WHAT YOU HAVE TO DO — Across the records that follow, give the number of lines containing the word "TutorialDB" and nothing else.

Website and app data records —
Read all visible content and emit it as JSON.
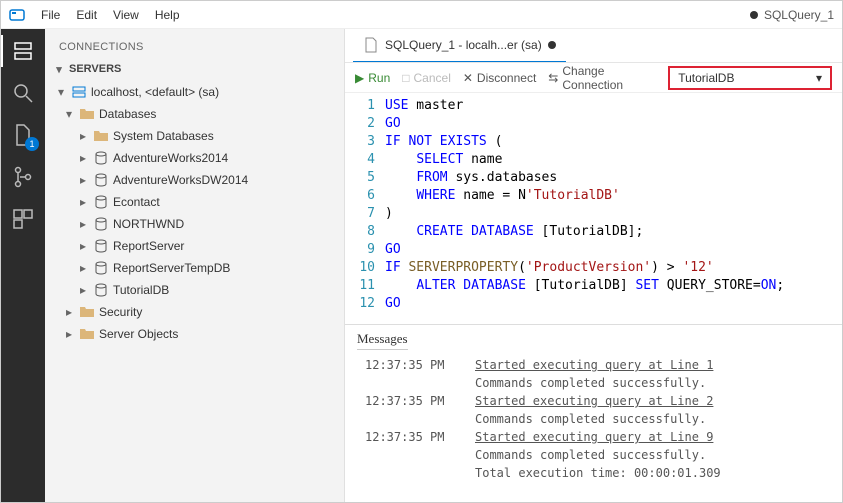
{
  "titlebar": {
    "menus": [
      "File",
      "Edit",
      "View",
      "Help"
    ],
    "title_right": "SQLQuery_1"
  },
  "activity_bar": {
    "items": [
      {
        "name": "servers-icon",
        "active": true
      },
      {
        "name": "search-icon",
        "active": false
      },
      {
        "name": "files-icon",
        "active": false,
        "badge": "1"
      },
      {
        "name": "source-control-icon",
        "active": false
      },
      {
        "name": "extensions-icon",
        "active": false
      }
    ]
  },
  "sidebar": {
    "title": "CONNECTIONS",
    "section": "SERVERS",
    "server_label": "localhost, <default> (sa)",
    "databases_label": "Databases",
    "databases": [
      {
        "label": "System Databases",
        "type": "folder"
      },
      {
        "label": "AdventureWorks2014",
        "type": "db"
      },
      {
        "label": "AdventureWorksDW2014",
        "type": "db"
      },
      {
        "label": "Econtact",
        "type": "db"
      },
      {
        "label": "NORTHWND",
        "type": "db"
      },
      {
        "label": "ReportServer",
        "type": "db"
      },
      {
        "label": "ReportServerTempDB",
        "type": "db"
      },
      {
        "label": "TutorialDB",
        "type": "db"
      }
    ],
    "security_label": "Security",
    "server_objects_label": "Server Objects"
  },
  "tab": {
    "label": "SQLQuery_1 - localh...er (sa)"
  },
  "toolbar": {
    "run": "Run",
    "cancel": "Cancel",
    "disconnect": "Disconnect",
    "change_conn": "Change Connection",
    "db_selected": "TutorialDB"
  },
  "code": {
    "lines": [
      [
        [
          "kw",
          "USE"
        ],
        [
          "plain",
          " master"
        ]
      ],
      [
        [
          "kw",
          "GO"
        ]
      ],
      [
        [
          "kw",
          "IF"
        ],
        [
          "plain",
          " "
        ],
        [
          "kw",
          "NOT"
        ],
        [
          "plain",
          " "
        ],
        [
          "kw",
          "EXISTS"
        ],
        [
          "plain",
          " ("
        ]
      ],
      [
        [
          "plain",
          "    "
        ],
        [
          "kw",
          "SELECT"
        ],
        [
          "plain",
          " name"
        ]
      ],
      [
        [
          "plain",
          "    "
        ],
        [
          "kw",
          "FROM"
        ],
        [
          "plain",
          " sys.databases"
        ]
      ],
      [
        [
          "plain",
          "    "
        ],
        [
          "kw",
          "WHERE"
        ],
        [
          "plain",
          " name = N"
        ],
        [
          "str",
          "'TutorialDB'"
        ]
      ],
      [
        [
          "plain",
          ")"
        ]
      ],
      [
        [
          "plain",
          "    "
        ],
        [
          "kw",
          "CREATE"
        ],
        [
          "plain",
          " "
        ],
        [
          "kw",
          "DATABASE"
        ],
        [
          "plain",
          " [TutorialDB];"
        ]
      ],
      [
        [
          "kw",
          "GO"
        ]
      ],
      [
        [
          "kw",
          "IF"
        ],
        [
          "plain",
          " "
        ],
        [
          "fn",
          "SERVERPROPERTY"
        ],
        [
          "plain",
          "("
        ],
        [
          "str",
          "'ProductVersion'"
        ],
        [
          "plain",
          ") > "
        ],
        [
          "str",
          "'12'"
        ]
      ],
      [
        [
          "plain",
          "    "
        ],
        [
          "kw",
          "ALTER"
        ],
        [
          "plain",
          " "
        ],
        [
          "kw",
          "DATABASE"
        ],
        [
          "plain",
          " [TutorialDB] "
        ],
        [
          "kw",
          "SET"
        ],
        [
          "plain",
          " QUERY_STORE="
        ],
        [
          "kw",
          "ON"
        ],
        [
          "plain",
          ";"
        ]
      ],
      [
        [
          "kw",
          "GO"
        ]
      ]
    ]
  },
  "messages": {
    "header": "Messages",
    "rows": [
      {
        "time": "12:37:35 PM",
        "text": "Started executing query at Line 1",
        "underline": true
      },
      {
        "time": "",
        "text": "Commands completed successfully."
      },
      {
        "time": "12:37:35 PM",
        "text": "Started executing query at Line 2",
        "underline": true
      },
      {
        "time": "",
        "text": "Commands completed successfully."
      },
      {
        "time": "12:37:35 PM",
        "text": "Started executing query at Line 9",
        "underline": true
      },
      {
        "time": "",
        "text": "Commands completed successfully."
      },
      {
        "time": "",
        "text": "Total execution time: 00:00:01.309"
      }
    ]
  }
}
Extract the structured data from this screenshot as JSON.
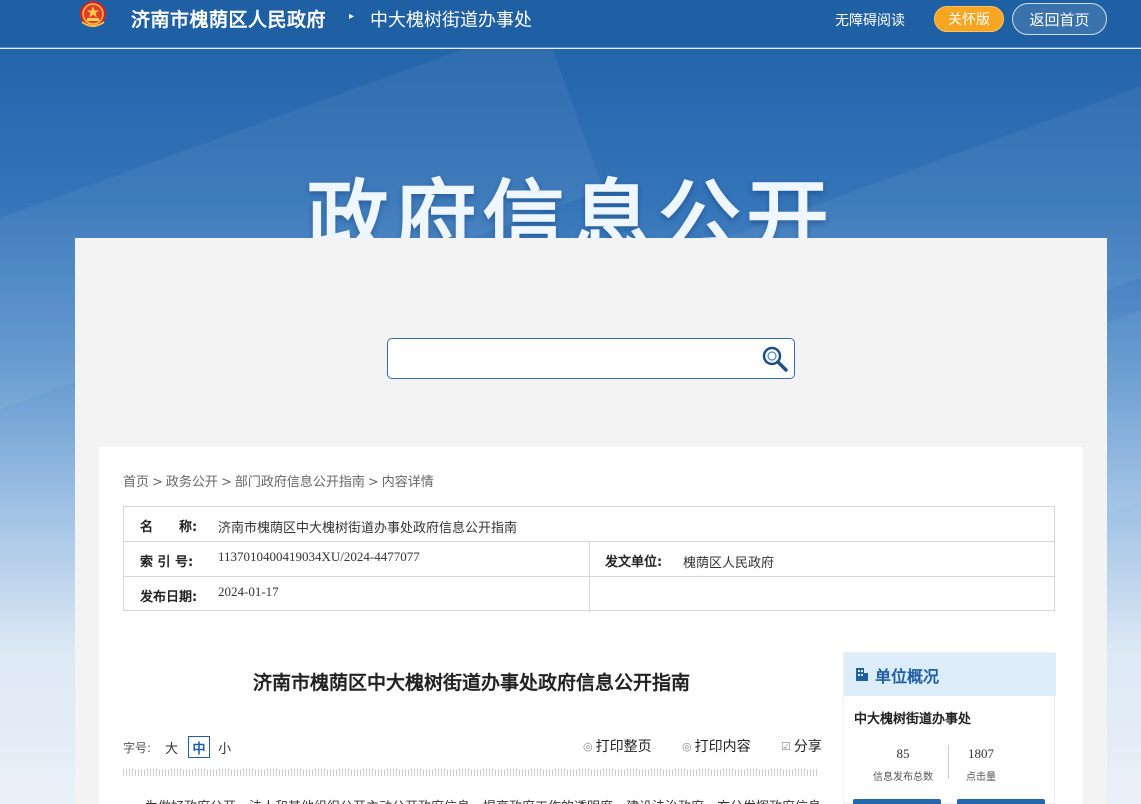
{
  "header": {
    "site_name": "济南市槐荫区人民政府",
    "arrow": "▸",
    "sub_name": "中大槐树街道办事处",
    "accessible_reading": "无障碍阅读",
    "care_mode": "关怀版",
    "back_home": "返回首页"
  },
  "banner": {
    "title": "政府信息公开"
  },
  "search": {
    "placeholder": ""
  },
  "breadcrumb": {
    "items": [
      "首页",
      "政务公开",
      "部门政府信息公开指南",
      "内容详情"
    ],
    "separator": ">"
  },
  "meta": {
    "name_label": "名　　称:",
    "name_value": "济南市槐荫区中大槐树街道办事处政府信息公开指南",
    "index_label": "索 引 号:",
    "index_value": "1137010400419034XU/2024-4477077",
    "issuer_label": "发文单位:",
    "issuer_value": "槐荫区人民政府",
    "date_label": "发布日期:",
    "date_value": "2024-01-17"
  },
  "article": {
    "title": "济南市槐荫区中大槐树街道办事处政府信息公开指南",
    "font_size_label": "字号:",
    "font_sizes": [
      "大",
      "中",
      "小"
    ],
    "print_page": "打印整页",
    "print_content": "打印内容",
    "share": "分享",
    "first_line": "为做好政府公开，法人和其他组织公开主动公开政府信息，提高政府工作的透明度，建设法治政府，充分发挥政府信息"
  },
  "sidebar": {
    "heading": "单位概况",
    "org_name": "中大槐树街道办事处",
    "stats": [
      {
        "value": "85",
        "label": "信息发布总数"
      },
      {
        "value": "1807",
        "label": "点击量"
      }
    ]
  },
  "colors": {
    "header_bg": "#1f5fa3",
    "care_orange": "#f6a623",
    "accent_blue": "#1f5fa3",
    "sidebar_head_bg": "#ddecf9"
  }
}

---

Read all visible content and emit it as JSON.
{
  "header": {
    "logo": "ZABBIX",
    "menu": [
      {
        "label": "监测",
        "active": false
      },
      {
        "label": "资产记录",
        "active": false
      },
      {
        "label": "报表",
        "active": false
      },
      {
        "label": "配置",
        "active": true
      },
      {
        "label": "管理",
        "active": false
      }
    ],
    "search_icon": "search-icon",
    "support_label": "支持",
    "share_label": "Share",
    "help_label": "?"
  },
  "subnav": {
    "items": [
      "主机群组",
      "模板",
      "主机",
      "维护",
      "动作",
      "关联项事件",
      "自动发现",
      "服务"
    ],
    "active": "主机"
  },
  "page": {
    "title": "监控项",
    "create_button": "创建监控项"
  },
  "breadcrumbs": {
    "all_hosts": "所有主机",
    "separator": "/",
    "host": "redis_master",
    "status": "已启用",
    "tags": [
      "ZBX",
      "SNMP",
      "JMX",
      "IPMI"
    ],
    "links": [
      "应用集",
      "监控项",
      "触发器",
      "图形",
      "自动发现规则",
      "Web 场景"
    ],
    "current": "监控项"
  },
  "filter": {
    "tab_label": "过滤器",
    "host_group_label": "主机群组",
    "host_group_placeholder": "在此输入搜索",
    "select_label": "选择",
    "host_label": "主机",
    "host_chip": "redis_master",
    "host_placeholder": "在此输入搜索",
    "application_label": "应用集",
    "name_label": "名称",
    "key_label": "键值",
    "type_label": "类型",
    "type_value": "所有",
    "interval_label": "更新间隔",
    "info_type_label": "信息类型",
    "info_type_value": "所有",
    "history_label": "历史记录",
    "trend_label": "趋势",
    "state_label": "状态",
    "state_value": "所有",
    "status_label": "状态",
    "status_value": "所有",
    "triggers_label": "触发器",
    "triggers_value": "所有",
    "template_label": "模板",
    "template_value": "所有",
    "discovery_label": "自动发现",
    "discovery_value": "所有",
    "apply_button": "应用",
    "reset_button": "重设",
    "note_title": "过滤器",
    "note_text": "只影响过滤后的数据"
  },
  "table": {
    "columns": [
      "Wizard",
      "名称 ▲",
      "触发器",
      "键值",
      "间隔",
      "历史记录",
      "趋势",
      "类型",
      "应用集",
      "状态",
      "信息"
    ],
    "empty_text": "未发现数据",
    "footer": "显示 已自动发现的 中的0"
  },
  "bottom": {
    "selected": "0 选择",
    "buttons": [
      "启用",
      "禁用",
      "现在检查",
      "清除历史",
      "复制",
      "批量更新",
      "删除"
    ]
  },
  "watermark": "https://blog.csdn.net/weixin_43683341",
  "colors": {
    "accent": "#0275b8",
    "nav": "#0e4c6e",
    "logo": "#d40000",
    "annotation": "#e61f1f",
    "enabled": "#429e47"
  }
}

RESPONSE TO THIS EXERCISE — 5